In a hard-hitting, 88-page judgment, TDSAT chairman justice Aftab Alam and member Kuldip Singh called the department of telecommunications stand misleading, its basic premise seriously flawed... and its extension to spectrums... even more fallacious and said its stopping of intra-circle 3G roaming violated the telcos fundamental right to do business guaranteed under Article 19(1)(g) of the Constitution.
The telcos had argued that, apart from the fact that their universal access service licence (UASL) allowed them to do intra-circle roaming, the government had even told them in writing at the time of the 3G auctions in 2010 that such roaming was permissible. When the DoTs counsel argued that it were the licence conditions that mattered more, the telecom tribunal came down heavily on the government.
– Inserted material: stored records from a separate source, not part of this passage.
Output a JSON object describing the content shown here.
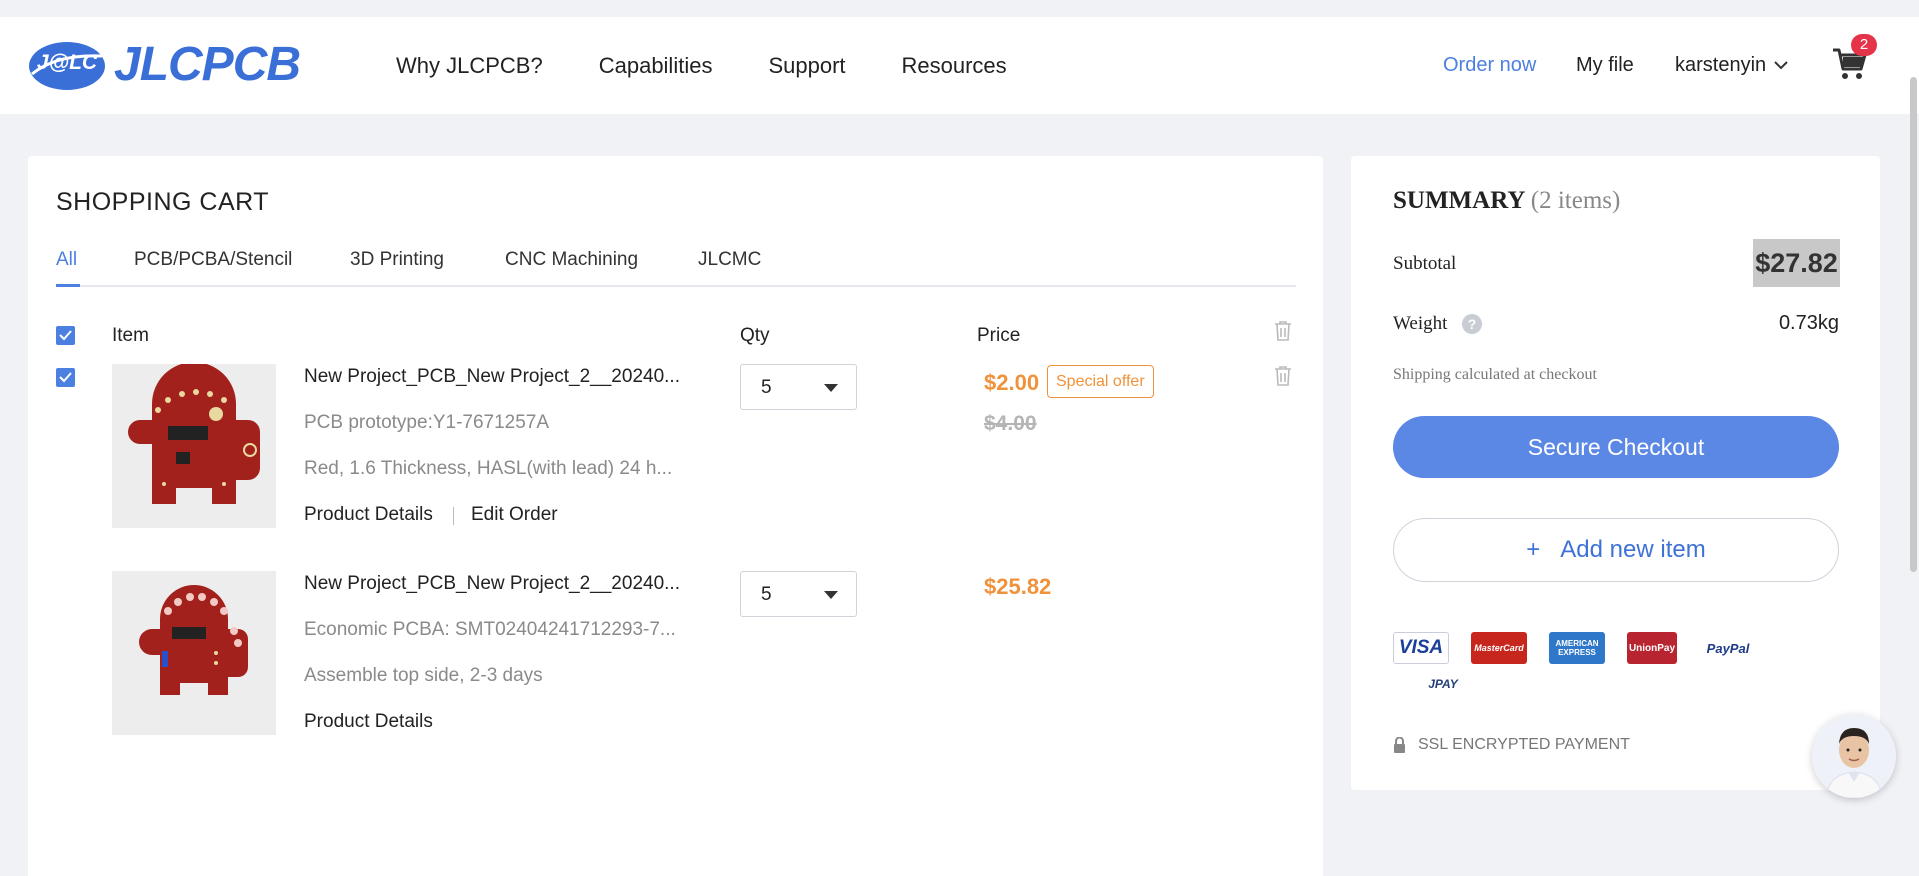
{
  "header": {
    "logo_badge": "J@LC",
    "logo_text": "JLCPCB",
    "nav": [
      "Why JLCPCB?",
      "Capabilities",
      "Support",
      "Resources"
    ],
    "order_now": "Order now",
    "my_file": "My file",
    "username": "karstenyin",
    "cart_count": "2"
  },
  "cart": {
    "title": "SHOPPING CART",
    "tabs": [
      "All",
      "PCB/PCBA/Stencil",
      "3D Printing",
      "CNC Machining",
      "JLCMC"
    ],
    "columns": {
      "item": "Item",
      "qty": "Qty",
      "price": "Price"
    },
    "items": [
      {
        "name": "New Project_PCB_New Project_2__20240...",
        "line2": "PCB prototype:Y1-7671257A",
        "line3": "Red, 1.6 Thickness, HASL(with lead) 24 h...",
        "details_link": "Product Details",
        "edit_link": "Edit Order",
        "qty": "5",
        "price": "$2.00",
        "badge": "Special offer",
        "old_price": "$4.00"
      },
      {
        "name": "New Project_PCB_New Project_2__20240...",
        "line2": "Economic PCBA: SMT02404241712293-7...",
        "line3": "Assemble top side, 2-3 days",
        "details_link": "Product Details",
        "qty": "5",
        "price": "$25.82"
      }
    ]
  },
  "summary": {
    "title": "SUMMARY",
    "count": "(2 items)",
    "subtotal_label": "Subtotal",
    "subtotal_value": "$27.82",
    "weight_label": "Weight",
    "weight_value": "0.73kg",
    "help_glyph": "?",
    "shipping_note": "Shipping calculated at checkout",
    "checkout_label": "Secure Checkout",
    "add_label": "Add new item",
    "add_plus": "+",
    "payment_methods": [
      "VISA",
      "MasterCard",
      "AMERICAN EXPRESS",
      "UnionPay",
      "PayPal",
      "JPAY"
    ],
    "ssl_label": "SSL ENCRYPTED PAYMENT"
  },
  "colors": {
    "accent": "#4b7fe0",
    "checkout": "#5b88e4",
    "price": "#f0923a",
    "badge": "#e5344a",
    "pcb": "#a3211c"
  }
}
On DoTs contention that the UASL allowed intra-circle roaming in 2G spectrum but not in 3G spectrum, TDSAT said there was no such thing as 2G and 3G licences, there was just one UASL. The judgment says, it is fundamentally incorrect to describe 900 MHz and 1800 MHz bands as 2G spectrums and 2100 MHz band as 3G spectrum. The ruling stated that since DoT allowed intra-circle roaming in the UASL (referring to allowing it in the case of 2G spectrum in 2008), then the same cannot be disallowed in the case of 3G.
The TDSAT reserved its harshest criticism for DoTs argument that while it was true the government had given certain answers to the queries of the telcos, it was the licence conditions that would prevail. The order reads: The queries were made in earnest and the Government of India was supposed to give its answers with full responsibility. The Government of India cannot be seen playing games in a matter of national importance such as allocation of spectrums that affects not only the operators but is crucial to the promotion and growth of communication in the country.
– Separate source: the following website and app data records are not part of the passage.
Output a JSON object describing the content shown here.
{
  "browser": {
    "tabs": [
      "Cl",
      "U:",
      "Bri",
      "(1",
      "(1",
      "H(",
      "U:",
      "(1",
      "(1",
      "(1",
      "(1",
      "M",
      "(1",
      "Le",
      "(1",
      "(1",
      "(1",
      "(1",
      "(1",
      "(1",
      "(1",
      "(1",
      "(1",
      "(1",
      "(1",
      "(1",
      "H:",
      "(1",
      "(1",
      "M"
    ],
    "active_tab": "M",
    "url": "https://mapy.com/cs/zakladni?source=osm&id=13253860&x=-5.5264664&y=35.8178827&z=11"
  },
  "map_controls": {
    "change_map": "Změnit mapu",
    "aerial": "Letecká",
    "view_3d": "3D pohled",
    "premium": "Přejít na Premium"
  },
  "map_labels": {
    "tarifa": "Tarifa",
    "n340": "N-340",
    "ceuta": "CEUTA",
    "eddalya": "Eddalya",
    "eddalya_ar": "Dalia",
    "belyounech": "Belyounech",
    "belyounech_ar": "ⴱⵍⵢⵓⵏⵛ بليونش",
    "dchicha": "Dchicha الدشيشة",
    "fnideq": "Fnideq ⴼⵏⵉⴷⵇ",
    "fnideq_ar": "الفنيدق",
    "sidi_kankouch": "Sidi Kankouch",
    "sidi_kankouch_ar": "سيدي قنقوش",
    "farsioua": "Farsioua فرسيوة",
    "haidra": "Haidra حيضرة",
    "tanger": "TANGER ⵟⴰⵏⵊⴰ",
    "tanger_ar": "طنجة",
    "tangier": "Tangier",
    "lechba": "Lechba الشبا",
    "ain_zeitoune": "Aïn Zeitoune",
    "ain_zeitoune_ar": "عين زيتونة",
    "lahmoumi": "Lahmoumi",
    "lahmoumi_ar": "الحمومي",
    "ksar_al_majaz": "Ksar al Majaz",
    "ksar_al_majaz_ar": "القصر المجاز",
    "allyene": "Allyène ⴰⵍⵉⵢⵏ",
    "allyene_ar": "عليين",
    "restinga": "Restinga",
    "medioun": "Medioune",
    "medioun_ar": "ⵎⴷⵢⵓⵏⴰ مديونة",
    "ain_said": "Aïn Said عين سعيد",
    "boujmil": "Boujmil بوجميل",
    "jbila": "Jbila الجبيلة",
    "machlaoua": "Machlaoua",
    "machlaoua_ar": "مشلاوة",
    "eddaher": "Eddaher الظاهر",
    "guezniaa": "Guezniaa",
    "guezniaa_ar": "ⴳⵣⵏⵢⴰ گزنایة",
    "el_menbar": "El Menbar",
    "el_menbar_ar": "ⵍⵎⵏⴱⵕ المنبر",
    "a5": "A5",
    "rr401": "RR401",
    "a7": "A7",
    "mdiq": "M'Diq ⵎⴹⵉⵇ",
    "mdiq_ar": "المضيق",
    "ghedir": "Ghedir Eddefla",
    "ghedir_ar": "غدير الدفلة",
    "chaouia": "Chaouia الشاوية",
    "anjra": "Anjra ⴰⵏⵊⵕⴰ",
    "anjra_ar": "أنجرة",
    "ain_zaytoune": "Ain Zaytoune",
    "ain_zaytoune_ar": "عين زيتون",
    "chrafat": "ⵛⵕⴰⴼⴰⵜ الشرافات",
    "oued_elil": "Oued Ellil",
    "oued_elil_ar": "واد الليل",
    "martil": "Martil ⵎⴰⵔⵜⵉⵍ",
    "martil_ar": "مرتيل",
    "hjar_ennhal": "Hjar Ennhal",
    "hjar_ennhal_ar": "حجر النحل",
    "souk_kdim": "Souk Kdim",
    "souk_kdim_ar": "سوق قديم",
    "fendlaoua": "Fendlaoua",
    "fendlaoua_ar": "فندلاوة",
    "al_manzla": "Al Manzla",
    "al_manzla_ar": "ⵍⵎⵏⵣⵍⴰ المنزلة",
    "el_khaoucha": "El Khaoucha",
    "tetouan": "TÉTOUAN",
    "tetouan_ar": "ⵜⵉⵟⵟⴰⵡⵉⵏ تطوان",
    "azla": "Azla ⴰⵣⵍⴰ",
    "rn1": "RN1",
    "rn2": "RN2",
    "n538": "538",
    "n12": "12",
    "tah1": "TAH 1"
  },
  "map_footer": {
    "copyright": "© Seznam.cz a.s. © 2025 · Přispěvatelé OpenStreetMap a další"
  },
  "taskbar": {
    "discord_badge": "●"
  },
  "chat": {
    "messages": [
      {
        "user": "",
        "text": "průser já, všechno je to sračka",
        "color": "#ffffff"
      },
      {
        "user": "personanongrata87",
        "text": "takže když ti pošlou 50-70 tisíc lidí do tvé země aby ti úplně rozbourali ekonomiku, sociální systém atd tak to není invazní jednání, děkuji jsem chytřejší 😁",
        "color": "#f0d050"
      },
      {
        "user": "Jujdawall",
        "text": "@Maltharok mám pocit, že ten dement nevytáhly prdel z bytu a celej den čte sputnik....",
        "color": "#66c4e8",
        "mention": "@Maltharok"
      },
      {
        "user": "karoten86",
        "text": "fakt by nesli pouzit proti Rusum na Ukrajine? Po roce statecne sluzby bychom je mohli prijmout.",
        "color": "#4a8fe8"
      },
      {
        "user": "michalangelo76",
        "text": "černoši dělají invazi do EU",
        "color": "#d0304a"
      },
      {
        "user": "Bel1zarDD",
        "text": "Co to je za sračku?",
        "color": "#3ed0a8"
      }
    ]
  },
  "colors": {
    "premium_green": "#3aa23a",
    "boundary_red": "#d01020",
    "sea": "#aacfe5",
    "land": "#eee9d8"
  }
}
Welcoming the judgment, Rajan S Mathews, director general of Cellular Operators Association of India the GSM industry body said, TDSAT has recognised the stand of telecom operators on the basis of which they made aggressive bids for 3G spectrum. The judgment also benefits customers who will have more choices now. Moreover, operators can now freely invest in network coverage.
Analysts also viewed the judgment as positive for the telecom industry. It will allow spectrum sharing and optimal utilisation of precious spectrum, said Hemant Joshi, partner, Deloitte Haskins & Sells, adding that it will help in further proliferation of 3G services across the nation and operators can concentrate on their 3G service roll-outs and marketing.
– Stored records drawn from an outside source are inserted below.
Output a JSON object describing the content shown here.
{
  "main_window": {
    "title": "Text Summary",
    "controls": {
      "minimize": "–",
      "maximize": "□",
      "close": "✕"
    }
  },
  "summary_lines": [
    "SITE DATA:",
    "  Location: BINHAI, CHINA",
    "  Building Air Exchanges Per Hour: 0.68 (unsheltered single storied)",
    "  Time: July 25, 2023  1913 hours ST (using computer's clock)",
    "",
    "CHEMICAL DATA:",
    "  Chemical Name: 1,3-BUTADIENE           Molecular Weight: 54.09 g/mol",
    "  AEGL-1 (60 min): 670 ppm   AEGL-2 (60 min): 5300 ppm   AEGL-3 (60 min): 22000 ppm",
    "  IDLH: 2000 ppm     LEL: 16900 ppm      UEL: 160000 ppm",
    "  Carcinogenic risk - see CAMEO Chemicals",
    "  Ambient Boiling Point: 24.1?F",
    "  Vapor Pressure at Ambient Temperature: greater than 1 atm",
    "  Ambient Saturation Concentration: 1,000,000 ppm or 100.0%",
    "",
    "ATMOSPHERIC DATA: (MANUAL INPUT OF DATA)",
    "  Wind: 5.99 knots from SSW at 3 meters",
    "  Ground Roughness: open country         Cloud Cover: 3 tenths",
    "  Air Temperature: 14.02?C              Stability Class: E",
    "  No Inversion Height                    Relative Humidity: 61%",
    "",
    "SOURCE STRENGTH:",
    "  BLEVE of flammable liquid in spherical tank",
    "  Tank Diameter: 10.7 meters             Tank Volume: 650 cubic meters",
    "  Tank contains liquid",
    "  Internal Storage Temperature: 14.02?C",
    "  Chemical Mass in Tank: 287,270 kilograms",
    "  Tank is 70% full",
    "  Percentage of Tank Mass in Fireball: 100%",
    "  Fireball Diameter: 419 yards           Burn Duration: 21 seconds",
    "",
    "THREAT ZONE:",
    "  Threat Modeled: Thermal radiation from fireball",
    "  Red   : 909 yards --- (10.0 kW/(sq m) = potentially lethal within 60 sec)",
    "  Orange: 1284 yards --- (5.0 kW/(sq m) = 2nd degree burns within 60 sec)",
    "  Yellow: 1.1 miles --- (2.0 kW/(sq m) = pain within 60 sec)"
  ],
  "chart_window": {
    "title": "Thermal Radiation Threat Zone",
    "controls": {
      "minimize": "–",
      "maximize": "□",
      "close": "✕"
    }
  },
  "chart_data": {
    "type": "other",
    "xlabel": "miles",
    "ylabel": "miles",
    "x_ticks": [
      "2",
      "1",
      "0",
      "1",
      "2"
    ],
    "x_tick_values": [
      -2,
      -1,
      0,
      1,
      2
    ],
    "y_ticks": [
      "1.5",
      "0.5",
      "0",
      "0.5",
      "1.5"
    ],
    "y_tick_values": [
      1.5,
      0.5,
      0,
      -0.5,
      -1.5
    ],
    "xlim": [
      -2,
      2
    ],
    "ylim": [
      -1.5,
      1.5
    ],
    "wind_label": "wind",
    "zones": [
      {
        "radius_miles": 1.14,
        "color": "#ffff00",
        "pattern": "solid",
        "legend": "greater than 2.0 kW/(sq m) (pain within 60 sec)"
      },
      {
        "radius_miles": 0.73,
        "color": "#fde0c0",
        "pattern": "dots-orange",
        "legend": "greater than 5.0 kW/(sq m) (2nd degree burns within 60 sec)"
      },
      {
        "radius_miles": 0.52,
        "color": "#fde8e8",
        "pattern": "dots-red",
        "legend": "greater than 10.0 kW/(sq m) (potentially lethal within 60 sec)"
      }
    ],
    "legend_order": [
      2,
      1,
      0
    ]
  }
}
Airtel through the intra-circle roaming (ICR) agreement had sought access to Vodafones 3G network in four service area Maharashtra, Kolkata, Haryana and UP East. Vodafone had access to six 3G circles of Airtel Assam, Bihar, Karnataka, North East, Rajasthan and UP West, besides seven circles of Idea Cellular Andhra Pradesh, Himachal Pradesh, Jammu and Kashmir, Kerala, Madhya Pradesh, UP West and Punjab. Meanwhile, as per the pact, Idea Cellular had secured rights to provide 3G services using Vodafones network in Delhi, Tamil Nadu, Chennai and Kolkata.
Tata Teleservices and Aircel too had signed a 3G ICR pact but immediately called off their agreement after DoT issued notices to them.